Sigmund-Haffner-Gasse: Medieval Lane in Salzburg
The Sigmund-Haffner-Gasse is a Medieval lane in the old town of Salzburg. It runs between the Getreidegasse and the the Franciscan Monastery. It is a rather wide lane and part of those areas in Salzburg that are packed with jewellery stores, luxury boutiques, galleries and other expensive stores. The Sigmund-Haffner-Gasse is one of the oldest streets in Salzburg.
Its current outlay dates back to 1140, when the Franciscan Church (Franziskanerkirche) became a parish church. In the Middle Ages, Renaissance and Baroque Age, Salzburg was divided into the Bürgerstadt (Civil City) and Mönchsstadt (Monk City). The Sigmund-Haffner-Gasse was a border and concentrated some of the city′s wealthiest merchants and artisans among its residents. This is also reflected in the old city hall (Altes Rathaus) at the corner Sigmund-Haffner-Gasse/Getreidegasse.

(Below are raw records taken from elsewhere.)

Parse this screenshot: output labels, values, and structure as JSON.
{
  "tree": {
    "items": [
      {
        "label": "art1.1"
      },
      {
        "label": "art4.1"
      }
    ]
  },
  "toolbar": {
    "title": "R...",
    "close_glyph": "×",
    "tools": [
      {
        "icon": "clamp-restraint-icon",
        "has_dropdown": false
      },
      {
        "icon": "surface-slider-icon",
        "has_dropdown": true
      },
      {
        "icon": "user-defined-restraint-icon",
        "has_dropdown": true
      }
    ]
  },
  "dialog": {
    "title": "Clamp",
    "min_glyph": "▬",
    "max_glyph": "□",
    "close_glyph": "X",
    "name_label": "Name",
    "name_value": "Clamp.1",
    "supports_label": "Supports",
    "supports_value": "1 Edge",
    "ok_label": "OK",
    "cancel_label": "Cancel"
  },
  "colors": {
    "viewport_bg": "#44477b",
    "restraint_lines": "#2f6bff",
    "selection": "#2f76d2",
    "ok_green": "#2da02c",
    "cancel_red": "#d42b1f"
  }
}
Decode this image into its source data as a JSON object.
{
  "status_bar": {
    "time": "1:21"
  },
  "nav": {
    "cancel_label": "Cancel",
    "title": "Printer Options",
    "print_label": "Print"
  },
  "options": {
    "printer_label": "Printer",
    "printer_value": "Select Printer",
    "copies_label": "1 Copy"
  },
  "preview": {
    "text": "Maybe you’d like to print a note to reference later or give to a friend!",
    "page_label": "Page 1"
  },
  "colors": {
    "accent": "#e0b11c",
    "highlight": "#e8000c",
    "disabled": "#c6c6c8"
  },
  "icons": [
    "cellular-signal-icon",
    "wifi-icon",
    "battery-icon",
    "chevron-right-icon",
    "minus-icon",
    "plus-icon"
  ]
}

The lane was named after Sigmund Hafner (surprise), a wealthy merchant and benefactor of Salzburg. His son was born the same year as Wolfgang Amadeus Mozart, who did composition assignments for Hafner and his family. Walking through the Sigmund-Haffner-Gasse today, there are several buildings worth a closer look.

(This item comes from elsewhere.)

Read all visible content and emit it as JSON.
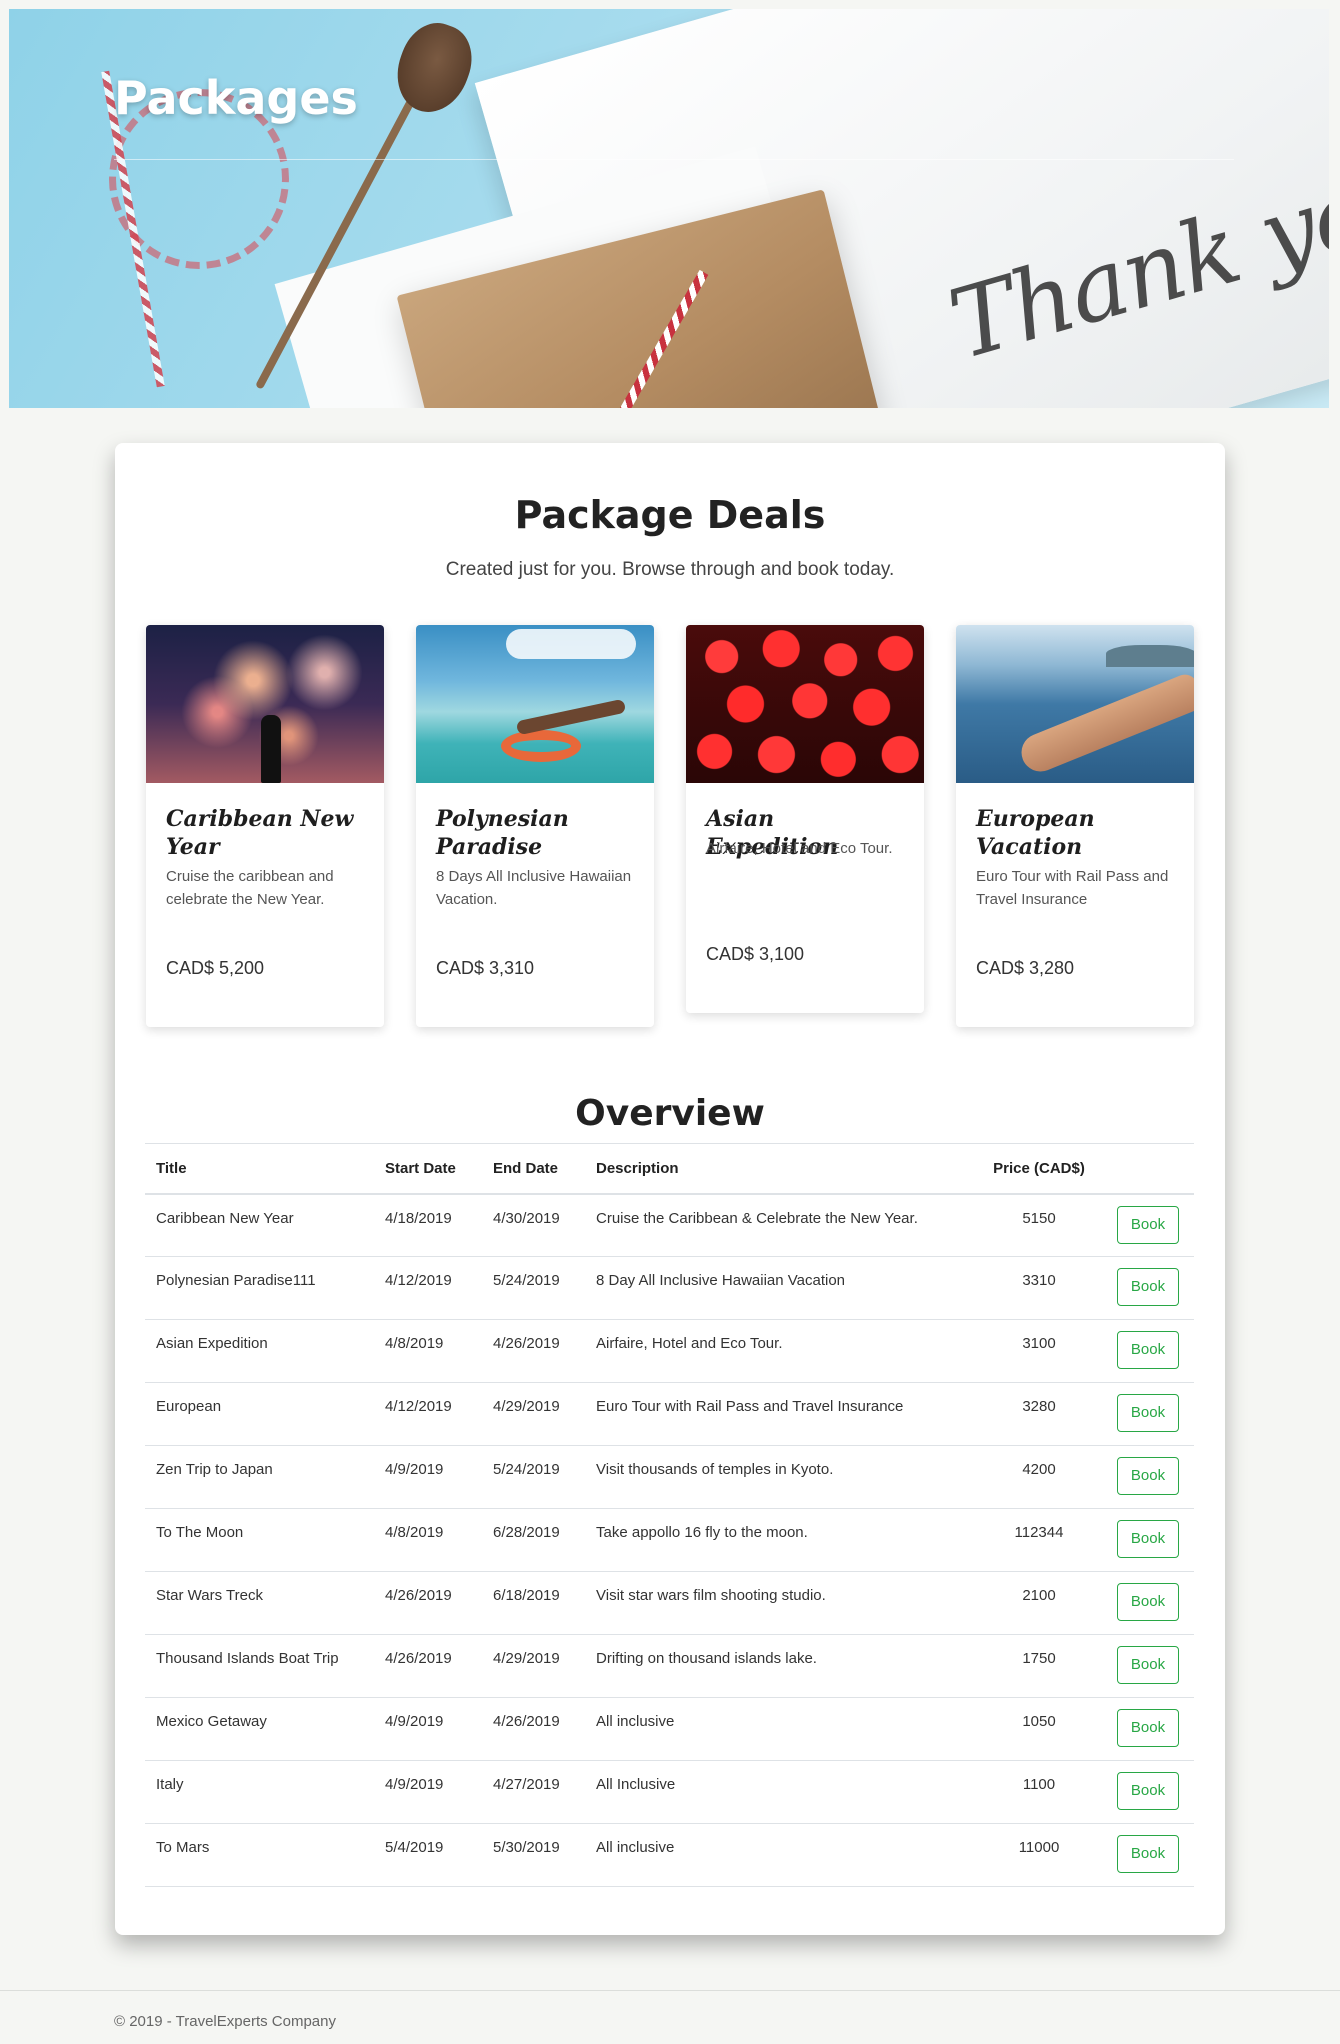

Houses of Interest in the Sigmund-Haffner-Gasse
Note for example the hotel "Zum Elefanten". In the 16th century, King John of Portugal gave an elephant as a wedding gift to Archduke Maximilian of Austria. The animal went by the name of Soliman and alongside the Archduke, stayed in Salzburg in 1522. The man in charge with caring for the elephant bought the current hotel four years later and opened an inn that he named after the exotic guest.
Sigmund-Haffner-Gasse 7 to 9 once served as court brewery (Hofbräuhaus), following a change in owners in 1544. Getting to the crossing at the Ritzerbogen, you stand in front of the bookshop Höllrigl, the second oldest in the German-speaking world and the oldest of Austria. The art gallery Welz is named after its founder, a very controversial art collector, art historian and former Nazi whose collection seeded the Rupertinum Museum.
Speaking of that: It can be found at the end of the lane and was founded by Prince Archbishop Wolf Dietrich von Raitenau long after he had been removed from the throne of Salzburg in 1653. It was a college and dormitory for 12 to 14 students and dedicated to St. Rupert. It became an art museum only after the death of Welz in the 1980ies. The Kapellhaus (Chapel House) right next to the Rupertinum is still (or rather again) a dormitory run by the Catholic Student Association (KHG).
Hidden Treasures of Salzburg
Official Website of the Salzburger Altstadt
Wikipedia on the Sigmund Haffner Gasse (in German)